Testing has always been an indispensable step in the sending process. Now that emails can be viewed across so many different devices, however, you should be taking the time to guarantee that your emails are rendering across every device type.

Joolz Joseph FCIM MIDM is an Email Consultant and Trainer with over 25 years of sales and marketing experience. Visit for more information.

“When testing emails now, it is important to test on a mobile and really put yourself in your recipient's shoes – they’ll probably be glancing through things on their phone with very little time to truly read it, unless something grabs their attention quickly! Are you making an impact quickly enough?”

This doesn’t just apply to email testing - across your digital marketing, you should consider exactly how the changes you are making will affect your users.

Whichever channel is being used to interact with your business, you need to be certain that the user experience for that channel has been tested across different devices, email clients and browsers.

As for grabbing attention quickly, Joolz also makes a very important point, tying right back into the argument for simple, mobile-optimized copy. Make your point quickly and concisely and you can benefit from higher engagement rates right across your email marketing campaigns.

Less Is More in Email Copy and Design

Superfluous copy is a bugbear of all copywriters. With the shift towards mobile usability and readability, concise copy and clear design are now paramount.

The examples above, courtesy of Reader’s Digest, are exactly the types of copy that will lead to readers switching off midway through an email.

It's understandable that not all companies have dedicated copywriters or UX design experts in-house.
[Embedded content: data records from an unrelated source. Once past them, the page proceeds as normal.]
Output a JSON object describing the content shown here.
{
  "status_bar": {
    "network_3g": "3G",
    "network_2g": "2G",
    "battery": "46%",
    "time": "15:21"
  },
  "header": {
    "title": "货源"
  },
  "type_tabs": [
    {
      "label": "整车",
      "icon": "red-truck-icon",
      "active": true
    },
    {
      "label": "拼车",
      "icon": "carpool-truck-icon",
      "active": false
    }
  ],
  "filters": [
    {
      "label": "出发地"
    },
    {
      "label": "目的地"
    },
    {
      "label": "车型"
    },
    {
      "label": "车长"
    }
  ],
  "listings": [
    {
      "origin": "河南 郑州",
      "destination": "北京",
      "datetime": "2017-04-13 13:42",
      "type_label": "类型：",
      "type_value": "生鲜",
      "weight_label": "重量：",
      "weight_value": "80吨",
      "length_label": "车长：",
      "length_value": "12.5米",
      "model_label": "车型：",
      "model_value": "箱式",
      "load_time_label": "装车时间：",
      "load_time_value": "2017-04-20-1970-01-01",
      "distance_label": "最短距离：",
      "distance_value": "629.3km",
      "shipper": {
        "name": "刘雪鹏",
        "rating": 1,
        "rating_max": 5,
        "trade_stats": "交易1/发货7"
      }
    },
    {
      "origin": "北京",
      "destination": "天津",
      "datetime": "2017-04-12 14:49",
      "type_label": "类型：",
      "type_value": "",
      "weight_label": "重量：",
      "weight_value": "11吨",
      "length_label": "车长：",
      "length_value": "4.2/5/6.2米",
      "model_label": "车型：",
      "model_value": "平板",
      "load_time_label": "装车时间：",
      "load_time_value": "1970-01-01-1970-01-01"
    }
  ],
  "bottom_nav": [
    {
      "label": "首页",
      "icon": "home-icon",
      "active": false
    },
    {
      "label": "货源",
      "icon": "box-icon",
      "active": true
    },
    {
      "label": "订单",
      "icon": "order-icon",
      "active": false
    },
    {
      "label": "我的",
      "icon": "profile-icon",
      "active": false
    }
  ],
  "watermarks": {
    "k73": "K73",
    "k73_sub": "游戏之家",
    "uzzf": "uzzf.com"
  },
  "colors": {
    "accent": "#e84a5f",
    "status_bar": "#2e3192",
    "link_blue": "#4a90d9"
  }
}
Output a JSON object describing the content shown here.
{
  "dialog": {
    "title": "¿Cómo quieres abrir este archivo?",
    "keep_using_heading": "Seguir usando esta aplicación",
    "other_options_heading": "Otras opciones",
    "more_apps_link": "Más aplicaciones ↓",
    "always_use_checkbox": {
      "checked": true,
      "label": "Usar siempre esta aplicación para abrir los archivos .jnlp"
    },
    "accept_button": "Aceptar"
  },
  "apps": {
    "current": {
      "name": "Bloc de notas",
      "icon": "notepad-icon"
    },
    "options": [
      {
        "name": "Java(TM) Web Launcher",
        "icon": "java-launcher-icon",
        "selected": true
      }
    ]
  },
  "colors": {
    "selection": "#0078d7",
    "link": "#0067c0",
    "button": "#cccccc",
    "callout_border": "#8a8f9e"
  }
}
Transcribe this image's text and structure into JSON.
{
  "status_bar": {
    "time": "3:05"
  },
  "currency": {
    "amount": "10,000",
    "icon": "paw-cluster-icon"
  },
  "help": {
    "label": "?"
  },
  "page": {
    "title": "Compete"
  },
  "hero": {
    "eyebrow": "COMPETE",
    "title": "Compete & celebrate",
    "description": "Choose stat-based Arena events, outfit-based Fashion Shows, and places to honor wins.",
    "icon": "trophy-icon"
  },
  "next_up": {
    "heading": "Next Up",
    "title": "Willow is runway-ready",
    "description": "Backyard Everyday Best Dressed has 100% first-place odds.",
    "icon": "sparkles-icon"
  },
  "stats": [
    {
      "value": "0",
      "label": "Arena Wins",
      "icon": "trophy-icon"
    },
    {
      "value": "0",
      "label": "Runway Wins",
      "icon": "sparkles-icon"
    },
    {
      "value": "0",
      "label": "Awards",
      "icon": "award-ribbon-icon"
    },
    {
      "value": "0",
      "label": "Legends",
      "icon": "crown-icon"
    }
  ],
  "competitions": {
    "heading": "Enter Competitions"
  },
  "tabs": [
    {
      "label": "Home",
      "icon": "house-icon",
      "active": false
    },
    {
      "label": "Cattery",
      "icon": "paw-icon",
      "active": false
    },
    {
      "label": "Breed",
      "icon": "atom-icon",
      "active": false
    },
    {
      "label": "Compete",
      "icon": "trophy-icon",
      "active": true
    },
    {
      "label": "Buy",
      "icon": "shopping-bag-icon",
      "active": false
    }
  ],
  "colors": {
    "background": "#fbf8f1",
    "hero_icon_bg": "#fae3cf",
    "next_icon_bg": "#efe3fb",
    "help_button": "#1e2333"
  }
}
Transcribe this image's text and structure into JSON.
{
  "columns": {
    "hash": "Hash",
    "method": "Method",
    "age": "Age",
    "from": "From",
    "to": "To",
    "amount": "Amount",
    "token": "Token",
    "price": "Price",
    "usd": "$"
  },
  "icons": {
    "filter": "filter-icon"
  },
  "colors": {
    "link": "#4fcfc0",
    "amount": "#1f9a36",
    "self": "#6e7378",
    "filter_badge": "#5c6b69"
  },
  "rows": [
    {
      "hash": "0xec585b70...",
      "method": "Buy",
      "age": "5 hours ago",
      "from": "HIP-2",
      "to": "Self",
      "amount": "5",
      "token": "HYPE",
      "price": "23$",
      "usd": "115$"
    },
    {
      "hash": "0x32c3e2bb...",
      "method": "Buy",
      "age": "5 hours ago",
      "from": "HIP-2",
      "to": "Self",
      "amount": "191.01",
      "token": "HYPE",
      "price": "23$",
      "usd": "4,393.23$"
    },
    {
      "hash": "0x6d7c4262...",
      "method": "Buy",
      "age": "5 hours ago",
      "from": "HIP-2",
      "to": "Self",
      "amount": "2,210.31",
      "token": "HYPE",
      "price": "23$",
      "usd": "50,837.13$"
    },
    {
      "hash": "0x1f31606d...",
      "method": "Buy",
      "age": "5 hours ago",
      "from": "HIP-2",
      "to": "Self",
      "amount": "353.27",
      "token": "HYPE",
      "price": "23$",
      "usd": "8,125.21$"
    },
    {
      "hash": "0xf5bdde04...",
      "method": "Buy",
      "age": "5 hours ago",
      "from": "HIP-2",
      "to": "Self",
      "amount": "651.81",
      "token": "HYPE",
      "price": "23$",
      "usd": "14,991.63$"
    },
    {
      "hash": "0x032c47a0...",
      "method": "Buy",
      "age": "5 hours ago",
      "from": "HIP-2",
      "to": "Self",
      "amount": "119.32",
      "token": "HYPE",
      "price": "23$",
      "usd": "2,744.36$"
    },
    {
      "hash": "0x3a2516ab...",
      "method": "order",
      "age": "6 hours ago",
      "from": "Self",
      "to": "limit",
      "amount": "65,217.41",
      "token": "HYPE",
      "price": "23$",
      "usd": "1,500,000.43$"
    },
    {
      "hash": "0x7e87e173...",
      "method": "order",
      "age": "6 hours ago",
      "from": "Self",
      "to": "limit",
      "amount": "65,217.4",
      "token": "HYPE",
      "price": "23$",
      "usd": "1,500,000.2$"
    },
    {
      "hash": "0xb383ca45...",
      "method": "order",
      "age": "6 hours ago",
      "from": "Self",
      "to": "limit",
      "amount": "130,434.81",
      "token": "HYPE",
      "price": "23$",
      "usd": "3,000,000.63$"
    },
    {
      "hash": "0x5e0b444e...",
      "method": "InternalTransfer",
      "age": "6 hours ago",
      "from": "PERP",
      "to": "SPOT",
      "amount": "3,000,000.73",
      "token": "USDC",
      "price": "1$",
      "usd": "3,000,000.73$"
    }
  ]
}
If you’re getting by on limited resources though, then you can start improving the returns you achieve from email marketing through the simple process of simplification.

Building on her previous comment, Joolz adds:

“With recipients leading increasingly busy lives and a tendency to read emails on the go, there is a trend towards simpler email design, often minimalistic in style. Our attention spans are reducing and it makes sense that email design addresses this. We consume more email on our mobiles than ever, so a simpler design can be more effective as it is easier to scan quickly.

"Simpler email design is about easy to consume, scannable content that can be digested fast. A single focus message combining copy, layout and colour that is skimmable and enables the reader to act easily. This kind of design enables organisations to deliver timely, fresh and punchy content on a frequent basis. Think lots of white space, simpler images (better for small screens) and blocks of colour to draw the eye.”

What's more, with the surge in wearable technologies, the space that we as digital marketers have to work with is becoming increasingly limited (and, thus, more competitive).

Media is being consumed in ways that we could never have envisaged back at the inception of email. It's our job as email marketers to evolve with these changes by providing content that fits seamlessly into increasingly busy schedules and onto an increasingly varied number of devices. In turn, we can reap the rewards by successfully encouraging higher levels of engagement with the emails we're sending.

Artificial Intelligence in Email Marketing

Artificial Intelligence, or AI, is a term that seems to scare a lot of marketers, particularly if you’ve spent most of your career in traditional forms of marketing and advertising.

In truth, most of the AI that is discussed in the marketing world concerns the automation of processes. Marketing automation is centred around providing the most relevant content at the most suitable time to a specific individual or group, be they existing or potential customers. The intelligent part comes from how AI systems learn from past behaviours to shape future actions.

AI should be seen as the solution to a large number of your processes, rather than another terrifying technological advance to get your head around! It strives not only to replace the traditional (and somewhat arduous) segmentation processes currently in action but to completely transform the levels of relevancy that we, as marketers, are capable of providing to consumers.